Bad Girls — paperback cover art by James Alfred Meese, 1958
Bad Girls– They prowl the fringe of the underworld for kicks — cover art by James Alfred Meese, 1958
September 1955– American burlesque performer Blaze Starr poses for American painter Joseph Sheppard in his studio as he finishes a 4’X6′ portrait of her. Starr wears a semi-transparent bra and panty set with high heels. –Photo by Hulton Archive/Getty Images
(Above, left) 1954, San Francisco, CA– Designer James Berry strips tape and jersey form from the body of Burlesque queen Tempest Storm in preparation for a mannequin of the buxom striptease in San Francisco, where a celebration will mark the 1,000,000th dollar she has drawn through box offices to date. The completed mannequin will adorn the theater marquee where she appears as part of the event. (Above, right) ca. 1954, Hollywood, CA– United Press Hollywood correspondent Vernon Scott muses over his tape measure after checking the dimensions of stripper Tempest Storm’s curves. Scott interviewed the 24 year old strip queen in regard to the one million dollar insurance policy she has taken on her body with Lloyd’s of London. She said she took the policy, “to protect my million dollar income.” She claims she amassed the million dollars in only four years of shedding her clothes on burlesque stages. Also, she is afraid she might injure herself as she did recently. For Lloyd’s of London, she listed her measurements as follows– neck, 16 inches; wrist, 6; ankle, 9; bust, 41, waist, 24; and hips, 34. She shed a sweater for her press conference but when gawking reporters asked if she’d ever visited a nudist camp, she blushed. “I shouldn’t say not,” she exclaimed. “That wouldn’t be nice at all.” –Images by © Bettmann/Corbis
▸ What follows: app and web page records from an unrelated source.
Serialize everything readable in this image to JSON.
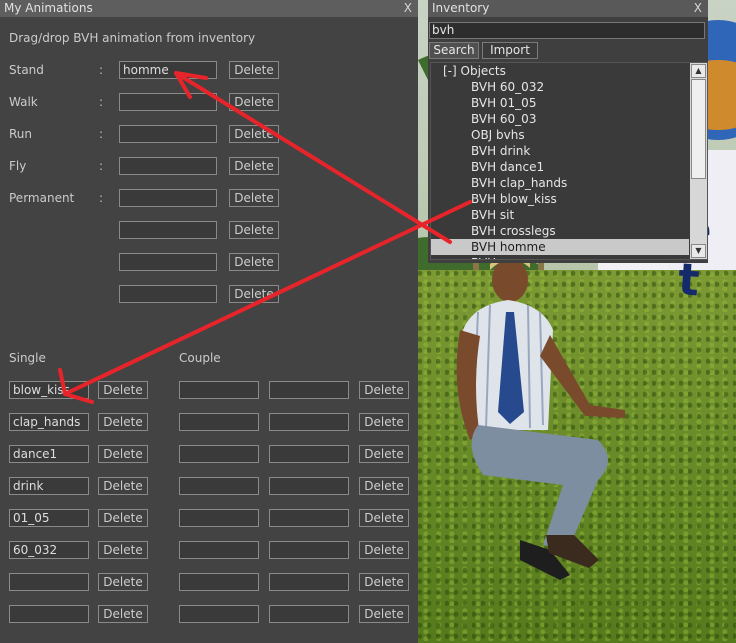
{
  "anim_panel": {
    "title": "My Animations",
    "close": "X",
    "instruction": "Drag/drop BVH animation from inventory",
    "colon": ":",
    "rows": [
      {
        "label": "Stand",
        "value": "homme"
      },
      {
        "label": "Walk",
        "value": ""
      },
      {
        "label": "Run",
        "value": ""
      },
      {
        "label": "Fly",
        "value": ""
      },
      {
        "label": "Permanent",
        "value": ""
      },
      {
        "label": "",
        "value": ""
      },
      {
        "label": "",
        "value": ""
      },
      {
        "label": "",
        "value": ""
      }
    ],
    "delete_label": "Delete",
    "single_header": "Single",
    "couple_header": "Couple",
    "single": [
      "blow_kiss",
      "clap_hands",
      "dance1",
      "drink",
      "01_05",
      "60_032",
      "",
      ""
    ],
    "couple": [
      [
        "",
        ""
      ],
      [
        "",
        ""
      ],
      [
        "",
        ""
      ],
      [
        "",
        ""
      ],
      [
        "",
        ""
      ],
      [
        "",
        ""
      ],
      [
        "",
        ""
      ],
      [
        "",
        ""
      ]
    ]
  },
  "inventory": {
    "title": "Inventory",
    "close": "X",
    "search_value": "bvh",
    "tabs": [
      "Search",
      "Import"
    ],
    "folder": "[-] Objects",
    "items": [
      {
        "label": "BVH 60_032",
        "selected": false
      },
      {
        "label": "BVH 01_05",
        "selected": false
      },
      {
        "label": "BVH 60_03",
        "selected": false
      },
      {
        "label": "OBJ bvhs",
        "selected": false
      },
      {
        "label": "BVH drink",
        "selected": false
      },
      {
        "label": "BVH dance1",
        "selected": false
      },
      {
        "label": "BVH clap_hands",
        "selected": false
      },
      {
        "label": "BVH blow_kiss",
        "selected": false
      },
      {
        "label": "BVH sit",
        "selected": false
      },
      {
        "label": "BVH crosslegs",
        "selected": false
      },
      {
        "label": "BVH homme",
        "selected": true
      },
      {
        "label": "BVH ...",
        "selected": false
      }
    ],
    "scroll_up_icon": "triangle-up",
    "scroll_down_icon": "triangle-down"
  },
  "scene": {
    "billboard_text": "e t",
    "annotation_color": "#e8242b"
  }
}
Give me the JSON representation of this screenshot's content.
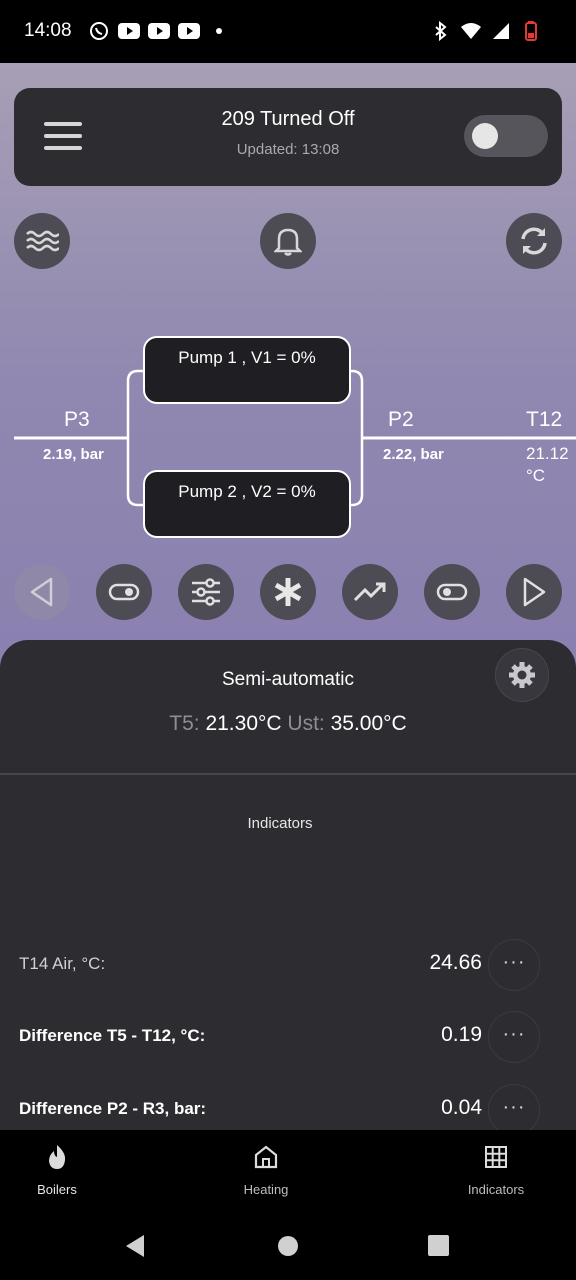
{
  "status_bar": {
    "time": "14:08",
    "left_icons": [
      "whatsapp-icon",
      "youtube-icon",
      "youtube-icon",
      "youtube-icon",
      "dot-icon"
    ],
    "right_icons": [
      "bluetooth-icon",
      "wifi-icon",
      "signal-icon",
      "battery-icon"
    ]
  },
  "header": {
    "title": "209 Turned Off",
    "subtitle": "Updated: 13:08",
    "toggle_on": false
  },
  "quick_buttons": [
    "water-waves-icon",
    "bell-icon",
    "refresh-icon"
  ],
  "diagram": {
    "pump1": "Pump 1 , V1 = 0%",
    "pump2": "Pump 2 , V2 = 0%",
    "left_sensor": {
      "name": "P3",
      "value": "2.19, bar"
    },
    "mid_sensor": {
      "name": "P2",
      "value": "2.22, bar"
    },
    "right_sensor": {
      "name": "T12",
      "value_line1": "21.12",
      "value_line2": "°C"
    }
  },
  "action_buttons": [
    "prev-icon",
    "toggle-icon",
    "sliders-icon",
    "snowflake-icon",
    "trend-icon",
    "toggle-icon",
    "next-icon"
  ],
  "panel": {
    "mode": "Semi-automatic",
    "t5_label": "T5:",
    "t5_value": "21.30°C",
    "ust_label": "Ust:",
    "ust_value": "35.00°C",
    "indicators_title": "Indicators",
    "indicators": [
      {
        "label": "T14 Air, °C:",
        "value": "24.66",
        "more": "···"
      },
      {
        "label": "Difference T5 - T12, °C:",
        "value": "0.19",
        "more": "···"
      },
      {
        "label": "Difference P2 - R3, bar:",
        "value": "0.04",
        "more": "···"
      }
    ]
  },
  "bottom_nav": [
    {
      "label": "Boilers",
      "icon": "flame-icon"
    },
    {
      "label": "Heating",
      "icon": "home-icon"
    },
    {
      "label": "Indicators",
      "icon": "grid-icon"
    }
  ],
  "colors": {
    "card": "#2d2c31",
    "button": "#4d4c54",
    "gradient_top": "#a79fb5",
    "gradient_bottom": "#8b7ab0"
  }
}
Legendary stripper and burlesque dancer “Blaze Starr” was born Fannie Belle Fleming in 1932, in West Virginia. She ran-away when she was fifteen yrs old, and ended up in Washington, D.C., where she was discovered working as a hat-check girl by her first manager Red Snyder– who convinced her to strip. It was Snyder who gave her the stagename “Blaze Starr.” Their time together would be short lived after he tried to rape her. With her fiery red hair, and voluptuous 38D-24-37 figure, and sultry, energetic and captivating stage presence (her stage routines included a comedic exploding coach gag and having a large trained black panther untie a ribbon on her costume which made it fall to the floor), Blaze became a major headliner at the “Two O`Clock Club” in Baltimore, Maryland and earned the nicknames “Miss Spontaneous Combustion” and “The Hottest Blaze in Burlesque.”